Held at the 365-acre Smoke Farm just outside of Seattle, many campers come from low income backgrounds, with their families completely new to the Pacific Northwest, so participation runs on a “donate as you can” basis and support is critical in giving this diverse group of students the opportunity to attend each year.

And with that support comes key volunteers and partners to make sure that campers enjoy a first-class experience. As such, Vita is always happy to provide coffee to help keep the volunteer staff energized.

To find out more about Fortnight and how you can help support their efforts, please take a look at their website.

Fortnight 3 (42) (800x595)

What We’re Diggin’ on August 26th

| August 26, 2014


School is finally back in session for many of the kids, ending a summer filled with swimming pools and late nights.

But unlike those who are forced to sit in a classroom and stare at their textbooks all day long, we here at Vita have a ton of other things that are going on.

From our recent pop-up shop at Rudy’s Barbershop in Bellevue—where we’re giving away free coffee from 9am-4pm through September 5th—to upcoming events and fundraisers we take part in, there’s a lot of things that we’re diggin’ on today.

Here are just a few of them.


Shawn P. Jennings, Digital Media Manager: “I’m diggin’ Buster Simpson’s treehouse at the Pilchuck Glass School.

Erin Bednarz, Customer Service Rep: “I’m diggin’ John Lennon Sunglasses and vintage silk dresses from Portland thrifting. I also can’t wait to watch Queen Bey’s VMA performance! Flawless”

Pearl Nelson, Sales: “I’m diggin’ on giving out free coffee in Bellevue Rudy’s and Vita’s pop-up.”

David Hong, Vita’s Renaissance Man: “I’m diggin’ on building a café in 17 hours in Bellevue. We walked into a small white room, and left it as fully functioning Caffe Vita.I’m also diggin’ on Daniel Shewmaker’s lamb and pork taco creations over the weekend—second to none!”

Nick Dimengo, Content Creator: “I’m diggin’ on the new furniture that I finally bought for my apartment. On the contrary, this is really just a sad way of realizing that I’m almost 30.”

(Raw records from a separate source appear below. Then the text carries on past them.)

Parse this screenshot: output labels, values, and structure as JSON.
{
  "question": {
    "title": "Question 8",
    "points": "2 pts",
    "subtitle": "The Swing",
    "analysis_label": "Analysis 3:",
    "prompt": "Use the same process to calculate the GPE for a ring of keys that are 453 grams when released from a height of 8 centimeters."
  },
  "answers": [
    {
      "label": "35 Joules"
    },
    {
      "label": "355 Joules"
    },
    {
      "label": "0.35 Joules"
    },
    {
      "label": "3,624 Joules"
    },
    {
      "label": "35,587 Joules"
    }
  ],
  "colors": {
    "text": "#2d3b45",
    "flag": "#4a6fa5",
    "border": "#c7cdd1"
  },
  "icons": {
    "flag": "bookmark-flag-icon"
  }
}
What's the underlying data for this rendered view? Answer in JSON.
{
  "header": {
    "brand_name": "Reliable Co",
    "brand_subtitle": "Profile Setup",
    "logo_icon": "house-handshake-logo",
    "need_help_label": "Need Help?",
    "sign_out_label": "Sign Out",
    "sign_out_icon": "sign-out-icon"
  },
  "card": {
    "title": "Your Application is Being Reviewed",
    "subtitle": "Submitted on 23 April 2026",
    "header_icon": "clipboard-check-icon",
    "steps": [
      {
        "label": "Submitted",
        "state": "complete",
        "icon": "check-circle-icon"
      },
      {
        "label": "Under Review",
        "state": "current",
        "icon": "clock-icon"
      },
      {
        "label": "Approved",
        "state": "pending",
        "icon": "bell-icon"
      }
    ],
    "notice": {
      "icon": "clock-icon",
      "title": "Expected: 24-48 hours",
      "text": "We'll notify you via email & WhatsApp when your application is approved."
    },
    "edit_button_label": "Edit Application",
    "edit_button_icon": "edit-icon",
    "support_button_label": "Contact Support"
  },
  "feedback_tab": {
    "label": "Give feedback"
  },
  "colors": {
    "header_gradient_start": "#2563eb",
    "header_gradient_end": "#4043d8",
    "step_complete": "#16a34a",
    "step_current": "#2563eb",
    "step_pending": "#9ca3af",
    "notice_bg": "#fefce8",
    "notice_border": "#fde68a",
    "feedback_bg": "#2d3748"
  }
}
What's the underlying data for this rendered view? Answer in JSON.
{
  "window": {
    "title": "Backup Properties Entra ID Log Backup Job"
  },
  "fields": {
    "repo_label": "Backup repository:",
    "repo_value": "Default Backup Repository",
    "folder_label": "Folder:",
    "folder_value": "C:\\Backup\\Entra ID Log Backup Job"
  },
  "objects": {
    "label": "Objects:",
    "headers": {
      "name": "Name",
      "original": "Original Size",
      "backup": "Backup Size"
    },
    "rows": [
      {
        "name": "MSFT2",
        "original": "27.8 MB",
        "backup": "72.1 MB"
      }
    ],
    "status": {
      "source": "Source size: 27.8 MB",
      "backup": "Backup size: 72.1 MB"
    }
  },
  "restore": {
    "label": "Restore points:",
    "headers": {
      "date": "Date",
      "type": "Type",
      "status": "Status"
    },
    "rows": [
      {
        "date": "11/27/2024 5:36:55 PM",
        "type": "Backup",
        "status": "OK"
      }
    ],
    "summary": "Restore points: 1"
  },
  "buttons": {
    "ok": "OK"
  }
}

Allison Campbell, Manager, Alberta Café: “I’m diggin’ the morning rush, the single origins as a French press on cooler mornings, the new green iced tea that we’ve been brewing (as another option to the black iced tea), and diggin’ on The Rolling Stones in the afternoons!”

Charlie Holloway, Sales Manager, Portland: “I’m diggin’ a midday stop at Cacao on SW 13th for a shot of Del Sol and a superbly rich Thai peanut butter cup. Also that I planned ahead and picked up an extra peanut butter cup for a picnic tonight at Cathedral Park. Yeah summer!”

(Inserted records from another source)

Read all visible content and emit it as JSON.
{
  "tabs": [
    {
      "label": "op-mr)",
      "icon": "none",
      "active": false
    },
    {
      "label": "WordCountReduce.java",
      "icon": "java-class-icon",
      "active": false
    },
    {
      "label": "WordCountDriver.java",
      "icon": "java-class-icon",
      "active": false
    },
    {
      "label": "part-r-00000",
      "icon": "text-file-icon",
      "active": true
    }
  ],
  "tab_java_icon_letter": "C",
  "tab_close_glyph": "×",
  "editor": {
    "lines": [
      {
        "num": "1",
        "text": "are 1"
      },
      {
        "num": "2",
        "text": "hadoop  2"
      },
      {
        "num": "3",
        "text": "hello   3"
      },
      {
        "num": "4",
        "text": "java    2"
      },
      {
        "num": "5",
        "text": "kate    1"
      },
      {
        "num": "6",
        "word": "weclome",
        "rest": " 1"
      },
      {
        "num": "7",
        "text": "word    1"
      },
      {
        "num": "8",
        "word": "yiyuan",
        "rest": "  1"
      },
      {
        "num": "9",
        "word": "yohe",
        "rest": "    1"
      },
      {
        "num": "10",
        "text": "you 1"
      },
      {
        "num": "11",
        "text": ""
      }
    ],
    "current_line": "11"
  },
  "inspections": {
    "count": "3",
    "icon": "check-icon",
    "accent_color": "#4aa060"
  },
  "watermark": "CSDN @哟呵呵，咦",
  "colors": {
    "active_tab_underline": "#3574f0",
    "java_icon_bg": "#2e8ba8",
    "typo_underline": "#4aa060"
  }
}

Rick Friel, Grocery Field Representative: “I’m diggin’ our friendly morning barisras that I see here five days a week at the Capitol Hill cafe. Sam, Jeremy, Derek, Reese, Whitney, Leah and all. You’re the best!”

Something you need this week: Filtron Cold Water Coffee Brewing System—In order to increase your home brewing skills. (Buy Here)